**DIRECTIONS**
Could you copy the data that follows exactly as written, but drop the pictures?

Web page and app entries
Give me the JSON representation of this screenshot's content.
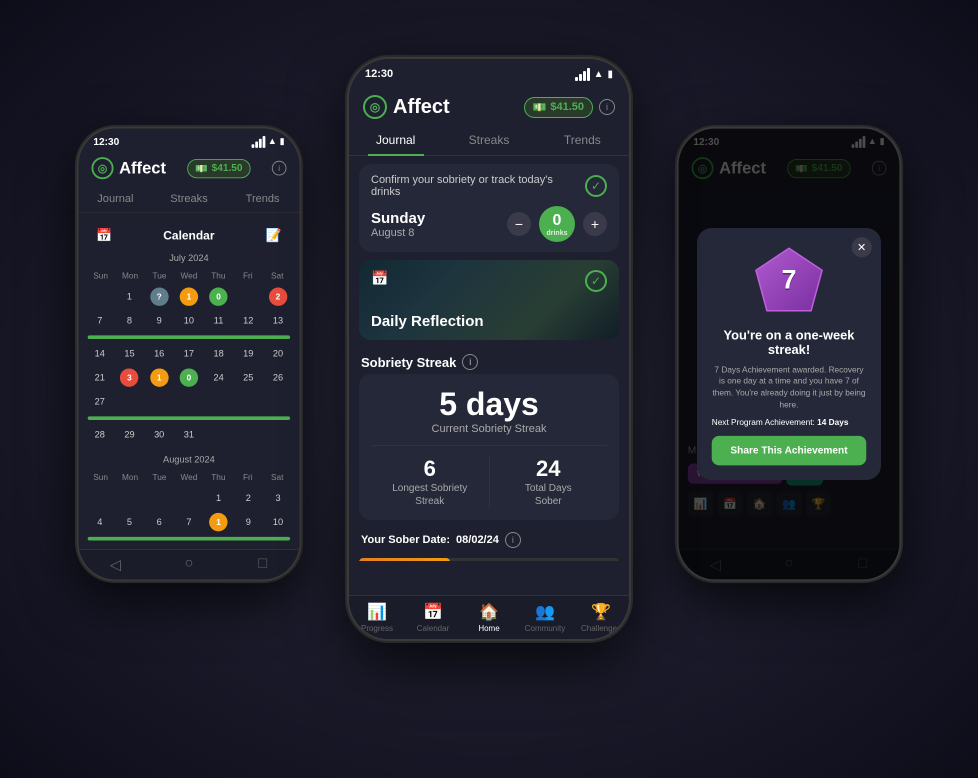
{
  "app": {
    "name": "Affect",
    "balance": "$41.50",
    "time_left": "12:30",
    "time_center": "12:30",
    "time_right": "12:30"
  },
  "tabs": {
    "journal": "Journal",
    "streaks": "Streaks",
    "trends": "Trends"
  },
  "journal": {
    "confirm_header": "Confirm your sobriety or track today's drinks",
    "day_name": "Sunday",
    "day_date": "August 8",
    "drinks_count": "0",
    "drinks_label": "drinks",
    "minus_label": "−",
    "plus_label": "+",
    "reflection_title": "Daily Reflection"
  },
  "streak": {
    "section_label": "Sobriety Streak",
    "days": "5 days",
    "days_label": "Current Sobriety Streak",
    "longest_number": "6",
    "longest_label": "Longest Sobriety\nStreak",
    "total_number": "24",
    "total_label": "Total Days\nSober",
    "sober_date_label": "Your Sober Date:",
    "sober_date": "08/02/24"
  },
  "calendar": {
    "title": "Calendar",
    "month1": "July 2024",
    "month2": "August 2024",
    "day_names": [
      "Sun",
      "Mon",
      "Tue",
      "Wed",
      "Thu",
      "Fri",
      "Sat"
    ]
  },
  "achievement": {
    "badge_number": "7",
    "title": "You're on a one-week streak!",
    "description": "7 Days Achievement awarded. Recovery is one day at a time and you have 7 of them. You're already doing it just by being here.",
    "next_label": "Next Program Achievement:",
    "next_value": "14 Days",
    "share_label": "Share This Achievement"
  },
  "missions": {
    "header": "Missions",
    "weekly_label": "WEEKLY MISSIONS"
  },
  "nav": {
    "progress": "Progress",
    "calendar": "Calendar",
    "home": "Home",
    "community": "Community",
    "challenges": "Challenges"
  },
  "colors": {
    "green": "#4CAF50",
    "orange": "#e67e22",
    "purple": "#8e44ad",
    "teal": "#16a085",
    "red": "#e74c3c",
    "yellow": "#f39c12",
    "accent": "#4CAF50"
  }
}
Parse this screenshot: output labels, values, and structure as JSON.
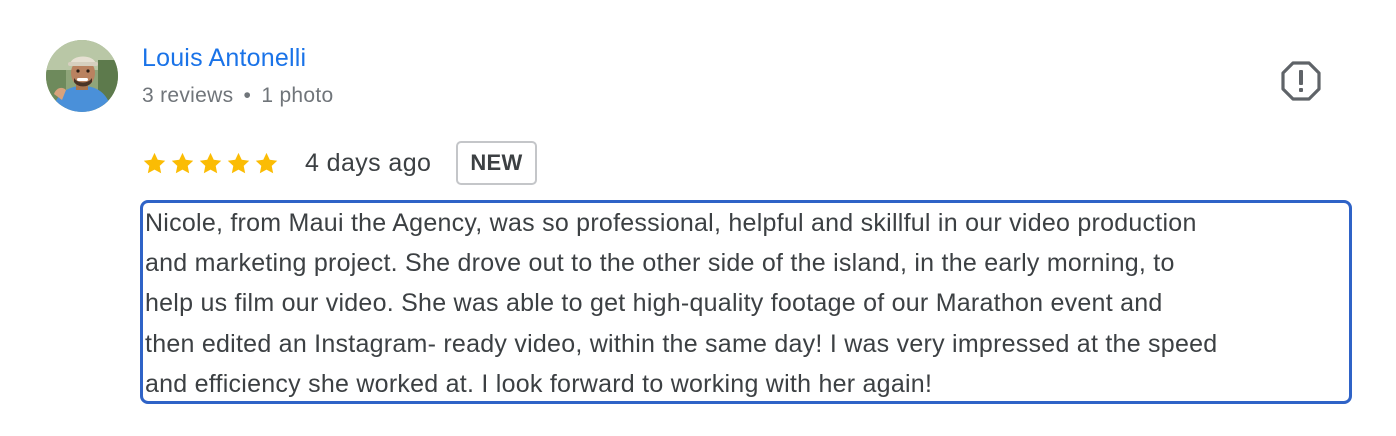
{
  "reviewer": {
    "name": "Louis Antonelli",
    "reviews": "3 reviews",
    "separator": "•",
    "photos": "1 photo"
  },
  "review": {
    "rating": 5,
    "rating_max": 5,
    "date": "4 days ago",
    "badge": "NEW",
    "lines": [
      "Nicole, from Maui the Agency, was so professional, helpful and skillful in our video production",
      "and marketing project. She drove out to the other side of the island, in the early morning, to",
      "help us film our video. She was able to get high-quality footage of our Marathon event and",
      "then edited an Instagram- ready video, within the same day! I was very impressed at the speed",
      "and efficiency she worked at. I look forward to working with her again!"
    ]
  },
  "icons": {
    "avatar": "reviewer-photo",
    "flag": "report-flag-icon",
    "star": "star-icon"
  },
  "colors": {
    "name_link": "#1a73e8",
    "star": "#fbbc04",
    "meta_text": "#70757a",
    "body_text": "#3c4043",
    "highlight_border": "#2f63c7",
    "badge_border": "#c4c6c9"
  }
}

**ANSWER BELOW**
Give me the JSON representation of this screenshot's content.
{
  "app": {
    "name": "Affect",
    "balance": "$41.50",
    "time_left": "12:30",
    "time_center": "12:30",
    "time_right": "12:30"
  },
  "tabs": {
    "journal": "Journal",
    "streaks": "Streaks",
    "trends": "Trends"
  },
  "journal": {
    "confirm_header": "Confirm your sobriety or track today's drinks",
    "day_name": "Sunday",
    "day_date": "August 8",
    "drinks_count": "0",
    "drinks_label": "drinks",
    "minus_label": "−",
    "plus_label": "+",
    "reflection_title": "Daily Reflection"
  },
  "streak": {
    "section_label": "Sobriety Streak",
    "days": "5 days",
    "days_label": "Current Sobriety Streak",
    "longest_number": "6",
    "longest_label": "Longest Sobriety\nStreak",
    "total_number": "24",
    "total_label": "Total Days\nSober",
    "sober_date_label": "Your Sober Date:",
    "sober_date": "08/02/24"
  },
  "calendar": {
    "title": "Calendar",
    "month1": "July 2024",
    "month2": "August 2024",
    "day_names": [
      "Sun",
      "Mon",
      "Tue",
      "Wed",
      "Thu",
      "Fri",
      "Sat"
    ]
  },
  "achievement": {
    "badge_number": "7",
    "title": "You're on a one-week streak!",
    "description": "7 Days Achievement awarded. Recovery is one day at a time and you have 7 of them. You're already doing it just by being here.",
    "next_label": "Next Program Achievement:",
    "next_value": "14 Days",
    "share_label": "Share This Achievement"
  },
  "missions": {
    "header": "Missions",
    "weekly_label": "WEEKLY MISSIONS"
  },
  "nav": {
    "progress": "Progress",
    "calendar": "Calendar",
    "home": "Home",
    "community": "Community",
    "challenges": "Challenges"
  },
  "colors": {
    "green": "#4CAF50",
    "orange": "#e67e22",
    "purple": "#8e44ad",
    "teal": "#16a085",
    "red": "#e74c3c",
    "yellow": "#f39c12",
    "accent": "#4CAF50"
  }
}
Parse this screenshot: output labels, values, and structure as JSON.
{
  "reviewer": {
    "name": "Louis Antonelli",
    "reviews": "3 reviews",
    "separator": "•",
    "photos": "1 photo"
  },
  "review": {
    "rating": 5,
    "rating_max": 5,
    "date": "4 days ago",
    "badge": "NEW",
    "lines": [
      "Nicole, from Maui the Agency, was so professional, helpful and skillful in our video production",
      "and marketing project. She drove out to the other side of the island, in the early morning, to",
      "help us film our video. She was able to get high-quality footage of our Marathon event and",
      "then edited an Instagram- ready video, within the same day! I was very impressed at the speed",
      "and efficiency she worked at. I look forward to working with her again!"
    ]
  },
  "icons": {
    "avatar": "reviewer-photo",
    "flag": "report-flag-icon",
    "star": "star-icon"
  },
  "colors": {
    "name_link": "#1a73e8",
    "star": "#fbbc04",
    "meta_text": "#70757a",
    "body_text": "#3c4043",
    "highlight_border": "#2f63c7",
    "badge_border": "#c4c6c9"
  }
}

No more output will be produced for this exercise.